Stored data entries
────

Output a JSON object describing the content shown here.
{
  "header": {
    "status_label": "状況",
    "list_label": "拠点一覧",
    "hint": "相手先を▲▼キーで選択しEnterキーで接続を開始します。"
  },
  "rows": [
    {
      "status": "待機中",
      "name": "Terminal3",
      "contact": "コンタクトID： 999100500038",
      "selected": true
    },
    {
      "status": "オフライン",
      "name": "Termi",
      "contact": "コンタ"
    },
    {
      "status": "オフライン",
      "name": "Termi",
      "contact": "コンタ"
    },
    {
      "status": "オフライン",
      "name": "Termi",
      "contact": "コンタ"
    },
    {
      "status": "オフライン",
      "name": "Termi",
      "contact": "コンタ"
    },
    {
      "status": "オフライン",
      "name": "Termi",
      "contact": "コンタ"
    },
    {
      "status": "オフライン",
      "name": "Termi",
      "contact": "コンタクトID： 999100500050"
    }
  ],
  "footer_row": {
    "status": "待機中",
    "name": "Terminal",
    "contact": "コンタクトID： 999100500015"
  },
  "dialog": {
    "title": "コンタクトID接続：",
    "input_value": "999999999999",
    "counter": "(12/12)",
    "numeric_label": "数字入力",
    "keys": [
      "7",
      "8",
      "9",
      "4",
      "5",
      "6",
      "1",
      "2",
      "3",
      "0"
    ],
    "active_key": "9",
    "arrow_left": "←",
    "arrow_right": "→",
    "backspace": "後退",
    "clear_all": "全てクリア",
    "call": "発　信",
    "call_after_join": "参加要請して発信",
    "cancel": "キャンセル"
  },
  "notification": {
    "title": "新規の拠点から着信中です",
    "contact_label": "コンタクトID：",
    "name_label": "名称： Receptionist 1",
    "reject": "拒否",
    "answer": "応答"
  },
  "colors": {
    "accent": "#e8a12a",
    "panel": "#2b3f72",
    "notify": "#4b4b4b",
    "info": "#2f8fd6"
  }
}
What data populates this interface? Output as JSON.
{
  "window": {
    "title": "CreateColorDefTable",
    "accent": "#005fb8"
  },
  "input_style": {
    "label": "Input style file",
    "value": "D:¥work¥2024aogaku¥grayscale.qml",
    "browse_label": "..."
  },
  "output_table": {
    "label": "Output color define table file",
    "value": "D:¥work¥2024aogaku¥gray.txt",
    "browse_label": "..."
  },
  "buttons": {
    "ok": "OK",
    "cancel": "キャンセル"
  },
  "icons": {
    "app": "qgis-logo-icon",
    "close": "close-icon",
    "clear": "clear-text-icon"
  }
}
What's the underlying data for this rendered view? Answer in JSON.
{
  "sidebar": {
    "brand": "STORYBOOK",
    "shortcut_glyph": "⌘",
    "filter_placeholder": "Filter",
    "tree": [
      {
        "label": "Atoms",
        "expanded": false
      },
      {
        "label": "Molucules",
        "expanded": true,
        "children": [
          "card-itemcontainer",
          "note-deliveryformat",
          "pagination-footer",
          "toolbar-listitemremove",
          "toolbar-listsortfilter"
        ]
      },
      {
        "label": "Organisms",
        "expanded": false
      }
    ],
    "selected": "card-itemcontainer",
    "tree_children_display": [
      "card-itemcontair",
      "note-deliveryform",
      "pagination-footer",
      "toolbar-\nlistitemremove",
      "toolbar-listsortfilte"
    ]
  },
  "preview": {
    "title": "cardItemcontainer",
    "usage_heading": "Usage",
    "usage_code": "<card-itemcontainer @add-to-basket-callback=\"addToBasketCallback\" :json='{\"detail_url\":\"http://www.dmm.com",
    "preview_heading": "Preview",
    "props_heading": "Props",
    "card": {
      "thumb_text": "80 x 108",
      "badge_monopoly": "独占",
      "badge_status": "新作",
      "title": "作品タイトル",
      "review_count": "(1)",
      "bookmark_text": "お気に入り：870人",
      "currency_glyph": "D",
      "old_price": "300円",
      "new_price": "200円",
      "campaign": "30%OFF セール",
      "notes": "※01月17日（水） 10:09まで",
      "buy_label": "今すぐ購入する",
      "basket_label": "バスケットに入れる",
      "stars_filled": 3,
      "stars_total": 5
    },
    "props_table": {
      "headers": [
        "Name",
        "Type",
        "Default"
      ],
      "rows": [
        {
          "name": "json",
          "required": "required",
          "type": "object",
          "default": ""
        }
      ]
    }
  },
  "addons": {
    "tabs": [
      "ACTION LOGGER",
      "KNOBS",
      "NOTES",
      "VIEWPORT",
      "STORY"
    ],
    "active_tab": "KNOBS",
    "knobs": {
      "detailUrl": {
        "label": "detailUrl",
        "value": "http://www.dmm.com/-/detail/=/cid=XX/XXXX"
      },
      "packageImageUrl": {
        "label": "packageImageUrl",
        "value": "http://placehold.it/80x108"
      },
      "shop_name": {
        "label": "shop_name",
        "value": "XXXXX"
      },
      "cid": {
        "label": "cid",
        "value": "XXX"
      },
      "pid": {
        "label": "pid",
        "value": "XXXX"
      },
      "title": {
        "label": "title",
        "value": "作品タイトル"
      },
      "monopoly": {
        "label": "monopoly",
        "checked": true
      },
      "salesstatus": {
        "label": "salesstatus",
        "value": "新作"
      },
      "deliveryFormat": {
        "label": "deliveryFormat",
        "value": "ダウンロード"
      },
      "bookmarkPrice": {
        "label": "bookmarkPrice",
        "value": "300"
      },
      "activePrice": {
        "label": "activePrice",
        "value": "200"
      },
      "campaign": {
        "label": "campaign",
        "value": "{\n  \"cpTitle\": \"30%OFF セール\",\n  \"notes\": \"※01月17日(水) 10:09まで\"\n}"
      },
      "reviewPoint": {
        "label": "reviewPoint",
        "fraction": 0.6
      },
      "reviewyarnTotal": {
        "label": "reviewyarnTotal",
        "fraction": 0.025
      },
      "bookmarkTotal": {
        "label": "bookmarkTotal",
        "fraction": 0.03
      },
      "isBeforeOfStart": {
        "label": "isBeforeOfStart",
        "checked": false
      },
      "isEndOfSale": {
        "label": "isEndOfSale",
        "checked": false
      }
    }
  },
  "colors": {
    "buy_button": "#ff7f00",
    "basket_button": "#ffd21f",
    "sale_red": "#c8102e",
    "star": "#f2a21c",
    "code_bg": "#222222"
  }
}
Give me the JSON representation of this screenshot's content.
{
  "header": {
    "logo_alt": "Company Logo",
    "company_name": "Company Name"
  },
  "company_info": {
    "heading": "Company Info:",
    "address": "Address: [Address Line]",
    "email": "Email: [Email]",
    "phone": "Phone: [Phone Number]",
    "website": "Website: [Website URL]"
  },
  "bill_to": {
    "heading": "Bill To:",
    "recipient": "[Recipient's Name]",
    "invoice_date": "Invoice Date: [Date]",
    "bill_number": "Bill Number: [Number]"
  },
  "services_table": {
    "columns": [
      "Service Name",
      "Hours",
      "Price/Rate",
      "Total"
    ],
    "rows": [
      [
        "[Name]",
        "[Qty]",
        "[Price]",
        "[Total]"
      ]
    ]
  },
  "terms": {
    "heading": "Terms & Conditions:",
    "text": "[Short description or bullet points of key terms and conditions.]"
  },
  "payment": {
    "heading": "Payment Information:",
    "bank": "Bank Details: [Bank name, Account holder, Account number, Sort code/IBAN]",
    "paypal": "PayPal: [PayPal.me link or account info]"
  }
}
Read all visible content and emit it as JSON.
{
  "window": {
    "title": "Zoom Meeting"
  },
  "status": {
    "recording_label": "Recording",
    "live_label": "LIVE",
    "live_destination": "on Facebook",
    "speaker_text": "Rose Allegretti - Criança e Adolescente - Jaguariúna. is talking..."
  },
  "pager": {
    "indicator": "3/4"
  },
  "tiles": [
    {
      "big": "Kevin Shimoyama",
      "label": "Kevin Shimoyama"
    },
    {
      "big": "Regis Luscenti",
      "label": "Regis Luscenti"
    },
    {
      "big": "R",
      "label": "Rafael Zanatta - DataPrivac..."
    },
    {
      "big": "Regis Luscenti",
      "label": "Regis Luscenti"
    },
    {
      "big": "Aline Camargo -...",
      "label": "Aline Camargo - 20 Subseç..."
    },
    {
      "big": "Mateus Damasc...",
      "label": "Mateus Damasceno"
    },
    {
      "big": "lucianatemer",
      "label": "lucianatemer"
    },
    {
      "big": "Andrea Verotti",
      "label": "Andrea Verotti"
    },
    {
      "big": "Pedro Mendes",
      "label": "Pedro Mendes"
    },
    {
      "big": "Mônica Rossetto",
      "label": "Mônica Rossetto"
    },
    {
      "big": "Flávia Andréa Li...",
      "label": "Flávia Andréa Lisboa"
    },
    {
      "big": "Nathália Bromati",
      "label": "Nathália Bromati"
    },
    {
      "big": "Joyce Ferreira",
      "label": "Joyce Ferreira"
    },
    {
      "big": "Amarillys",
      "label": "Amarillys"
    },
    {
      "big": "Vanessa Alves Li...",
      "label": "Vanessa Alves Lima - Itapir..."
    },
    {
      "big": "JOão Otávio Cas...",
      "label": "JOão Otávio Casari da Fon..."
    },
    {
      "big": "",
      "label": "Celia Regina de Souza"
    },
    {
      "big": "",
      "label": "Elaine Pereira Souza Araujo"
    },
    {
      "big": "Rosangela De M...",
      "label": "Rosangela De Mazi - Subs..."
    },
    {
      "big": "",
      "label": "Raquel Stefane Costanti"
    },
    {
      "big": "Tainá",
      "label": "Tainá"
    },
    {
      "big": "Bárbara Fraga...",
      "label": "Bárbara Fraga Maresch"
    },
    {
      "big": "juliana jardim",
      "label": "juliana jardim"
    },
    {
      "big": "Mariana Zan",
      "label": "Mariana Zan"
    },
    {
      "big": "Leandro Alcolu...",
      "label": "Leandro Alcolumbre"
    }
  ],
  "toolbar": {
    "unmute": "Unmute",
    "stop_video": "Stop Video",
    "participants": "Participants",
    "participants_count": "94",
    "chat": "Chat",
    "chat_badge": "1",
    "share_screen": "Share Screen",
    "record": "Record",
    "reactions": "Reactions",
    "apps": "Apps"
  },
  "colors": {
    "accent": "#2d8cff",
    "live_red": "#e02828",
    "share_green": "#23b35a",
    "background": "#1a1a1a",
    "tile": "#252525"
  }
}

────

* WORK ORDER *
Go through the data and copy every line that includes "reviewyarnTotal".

* SOLUTION TO THIS EXERCISE *
      "reviewyarnTotal": {
        "label": "reviewyarnTotal",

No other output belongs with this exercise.